━━━ ENTRIES PROVIDED

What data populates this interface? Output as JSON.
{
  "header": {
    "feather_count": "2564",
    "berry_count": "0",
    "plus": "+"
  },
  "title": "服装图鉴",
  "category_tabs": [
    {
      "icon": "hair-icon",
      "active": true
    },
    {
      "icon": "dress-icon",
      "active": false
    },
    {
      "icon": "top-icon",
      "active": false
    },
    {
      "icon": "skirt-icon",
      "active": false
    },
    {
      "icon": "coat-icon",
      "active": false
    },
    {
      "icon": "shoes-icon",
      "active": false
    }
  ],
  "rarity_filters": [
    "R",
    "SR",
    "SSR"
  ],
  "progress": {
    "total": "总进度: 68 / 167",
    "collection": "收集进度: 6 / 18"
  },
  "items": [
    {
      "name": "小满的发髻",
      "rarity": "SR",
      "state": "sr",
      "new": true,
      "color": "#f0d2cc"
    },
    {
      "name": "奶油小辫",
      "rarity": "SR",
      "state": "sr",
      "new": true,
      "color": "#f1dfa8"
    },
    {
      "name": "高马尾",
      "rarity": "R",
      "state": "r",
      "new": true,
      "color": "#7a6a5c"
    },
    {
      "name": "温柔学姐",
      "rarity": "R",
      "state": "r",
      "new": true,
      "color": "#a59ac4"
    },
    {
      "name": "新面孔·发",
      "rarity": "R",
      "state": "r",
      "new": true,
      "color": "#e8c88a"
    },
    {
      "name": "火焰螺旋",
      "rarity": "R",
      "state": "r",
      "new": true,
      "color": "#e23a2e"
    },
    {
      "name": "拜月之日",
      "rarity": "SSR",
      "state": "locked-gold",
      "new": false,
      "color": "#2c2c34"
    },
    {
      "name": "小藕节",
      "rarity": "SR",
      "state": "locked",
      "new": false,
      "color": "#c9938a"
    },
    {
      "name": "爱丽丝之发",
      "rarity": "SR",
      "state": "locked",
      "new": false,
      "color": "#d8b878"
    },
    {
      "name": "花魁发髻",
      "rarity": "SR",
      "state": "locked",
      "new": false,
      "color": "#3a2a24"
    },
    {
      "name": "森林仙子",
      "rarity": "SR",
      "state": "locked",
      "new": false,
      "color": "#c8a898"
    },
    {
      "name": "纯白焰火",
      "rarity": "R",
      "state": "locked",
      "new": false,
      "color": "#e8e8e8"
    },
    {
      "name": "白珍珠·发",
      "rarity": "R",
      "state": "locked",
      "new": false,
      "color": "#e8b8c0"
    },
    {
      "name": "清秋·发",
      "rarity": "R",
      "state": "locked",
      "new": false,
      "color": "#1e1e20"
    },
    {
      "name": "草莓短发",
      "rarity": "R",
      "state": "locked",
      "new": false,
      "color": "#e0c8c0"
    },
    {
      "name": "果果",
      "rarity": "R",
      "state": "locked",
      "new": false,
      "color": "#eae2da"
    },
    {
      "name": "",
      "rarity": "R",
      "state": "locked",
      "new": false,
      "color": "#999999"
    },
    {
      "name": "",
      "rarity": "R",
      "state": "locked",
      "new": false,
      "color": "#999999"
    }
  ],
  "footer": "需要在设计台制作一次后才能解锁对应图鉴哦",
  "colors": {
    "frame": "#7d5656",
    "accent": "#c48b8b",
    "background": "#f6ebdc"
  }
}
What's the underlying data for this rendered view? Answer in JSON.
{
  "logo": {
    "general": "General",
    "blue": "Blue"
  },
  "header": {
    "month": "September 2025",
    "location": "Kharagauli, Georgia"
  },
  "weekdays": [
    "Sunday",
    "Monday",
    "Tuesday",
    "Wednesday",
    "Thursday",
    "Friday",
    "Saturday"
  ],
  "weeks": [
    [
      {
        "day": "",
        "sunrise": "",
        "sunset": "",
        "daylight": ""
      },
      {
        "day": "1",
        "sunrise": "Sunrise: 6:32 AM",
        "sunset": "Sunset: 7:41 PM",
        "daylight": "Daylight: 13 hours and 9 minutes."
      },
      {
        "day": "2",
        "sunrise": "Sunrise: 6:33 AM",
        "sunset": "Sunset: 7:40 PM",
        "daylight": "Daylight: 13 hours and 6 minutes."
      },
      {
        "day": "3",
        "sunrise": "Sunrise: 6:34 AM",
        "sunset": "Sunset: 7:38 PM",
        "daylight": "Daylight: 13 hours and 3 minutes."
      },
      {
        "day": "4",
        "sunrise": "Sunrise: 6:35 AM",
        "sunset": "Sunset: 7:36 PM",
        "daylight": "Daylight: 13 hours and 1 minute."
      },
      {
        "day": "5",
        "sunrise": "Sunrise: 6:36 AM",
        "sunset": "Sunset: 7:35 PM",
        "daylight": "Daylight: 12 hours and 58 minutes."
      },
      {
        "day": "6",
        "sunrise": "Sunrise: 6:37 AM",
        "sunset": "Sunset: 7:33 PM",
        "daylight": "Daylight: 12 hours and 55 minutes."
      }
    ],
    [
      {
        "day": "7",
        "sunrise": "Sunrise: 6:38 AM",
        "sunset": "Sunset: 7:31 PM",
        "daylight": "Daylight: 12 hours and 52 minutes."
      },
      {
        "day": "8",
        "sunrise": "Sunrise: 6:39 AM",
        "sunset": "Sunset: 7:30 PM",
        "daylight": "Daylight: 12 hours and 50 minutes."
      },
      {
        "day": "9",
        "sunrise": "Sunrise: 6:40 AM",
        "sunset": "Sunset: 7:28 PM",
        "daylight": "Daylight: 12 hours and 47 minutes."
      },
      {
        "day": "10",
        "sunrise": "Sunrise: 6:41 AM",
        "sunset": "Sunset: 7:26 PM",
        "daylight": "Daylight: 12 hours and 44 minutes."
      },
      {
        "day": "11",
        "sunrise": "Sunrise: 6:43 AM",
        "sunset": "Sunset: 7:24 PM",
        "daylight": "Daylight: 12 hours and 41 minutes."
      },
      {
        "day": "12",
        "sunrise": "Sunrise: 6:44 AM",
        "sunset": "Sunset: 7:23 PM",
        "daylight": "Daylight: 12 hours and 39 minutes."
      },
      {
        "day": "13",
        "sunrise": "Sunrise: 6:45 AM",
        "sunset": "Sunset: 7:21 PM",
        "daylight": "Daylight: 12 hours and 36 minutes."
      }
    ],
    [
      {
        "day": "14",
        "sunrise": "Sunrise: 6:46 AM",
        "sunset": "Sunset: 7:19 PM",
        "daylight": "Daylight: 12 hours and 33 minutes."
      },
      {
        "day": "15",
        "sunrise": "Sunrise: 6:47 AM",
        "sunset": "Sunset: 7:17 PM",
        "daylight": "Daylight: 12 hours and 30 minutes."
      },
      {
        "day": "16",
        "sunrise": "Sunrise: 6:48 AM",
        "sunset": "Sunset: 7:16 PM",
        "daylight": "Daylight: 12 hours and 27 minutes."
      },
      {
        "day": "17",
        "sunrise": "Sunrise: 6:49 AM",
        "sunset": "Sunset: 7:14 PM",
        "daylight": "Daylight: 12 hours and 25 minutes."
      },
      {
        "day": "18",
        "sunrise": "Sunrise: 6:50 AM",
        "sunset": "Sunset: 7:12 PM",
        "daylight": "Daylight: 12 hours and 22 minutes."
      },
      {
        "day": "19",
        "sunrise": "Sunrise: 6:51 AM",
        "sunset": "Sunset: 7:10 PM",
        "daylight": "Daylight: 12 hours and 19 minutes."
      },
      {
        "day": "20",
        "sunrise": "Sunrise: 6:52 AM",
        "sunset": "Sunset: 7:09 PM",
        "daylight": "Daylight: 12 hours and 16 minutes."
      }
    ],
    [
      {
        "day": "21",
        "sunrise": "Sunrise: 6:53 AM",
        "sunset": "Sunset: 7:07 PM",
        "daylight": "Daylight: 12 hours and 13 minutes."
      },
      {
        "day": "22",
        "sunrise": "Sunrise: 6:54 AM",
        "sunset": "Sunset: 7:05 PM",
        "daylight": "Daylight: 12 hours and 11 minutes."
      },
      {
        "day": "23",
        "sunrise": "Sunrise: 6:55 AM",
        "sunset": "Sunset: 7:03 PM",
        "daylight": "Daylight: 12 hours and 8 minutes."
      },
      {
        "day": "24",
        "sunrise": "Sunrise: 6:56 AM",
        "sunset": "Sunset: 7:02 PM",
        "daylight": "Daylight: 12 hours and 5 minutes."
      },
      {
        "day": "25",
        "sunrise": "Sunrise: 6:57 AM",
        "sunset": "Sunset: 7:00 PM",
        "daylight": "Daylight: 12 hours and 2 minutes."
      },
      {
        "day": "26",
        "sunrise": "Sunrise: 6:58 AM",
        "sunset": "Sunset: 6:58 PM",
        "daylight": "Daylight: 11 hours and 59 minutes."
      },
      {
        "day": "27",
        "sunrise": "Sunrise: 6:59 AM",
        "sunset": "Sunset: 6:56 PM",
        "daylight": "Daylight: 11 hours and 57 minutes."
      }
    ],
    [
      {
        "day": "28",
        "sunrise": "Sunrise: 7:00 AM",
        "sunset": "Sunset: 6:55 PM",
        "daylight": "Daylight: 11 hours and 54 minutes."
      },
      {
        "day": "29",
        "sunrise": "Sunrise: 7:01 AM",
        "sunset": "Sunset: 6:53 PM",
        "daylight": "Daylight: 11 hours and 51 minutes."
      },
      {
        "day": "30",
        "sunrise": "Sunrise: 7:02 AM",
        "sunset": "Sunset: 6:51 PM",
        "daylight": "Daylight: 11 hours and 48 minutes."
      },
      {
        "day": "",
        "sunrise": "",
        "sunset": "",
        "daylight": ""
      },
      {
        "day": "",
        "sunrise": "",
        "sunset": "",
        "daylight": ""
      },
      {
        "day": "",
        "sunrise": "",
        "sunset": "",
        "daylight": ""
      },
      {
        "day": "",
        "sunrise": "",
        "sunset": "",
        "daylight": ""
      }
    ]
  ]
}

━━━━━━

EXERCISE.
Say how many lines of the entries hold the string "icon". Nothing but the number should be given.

COMPLETED TASK.
6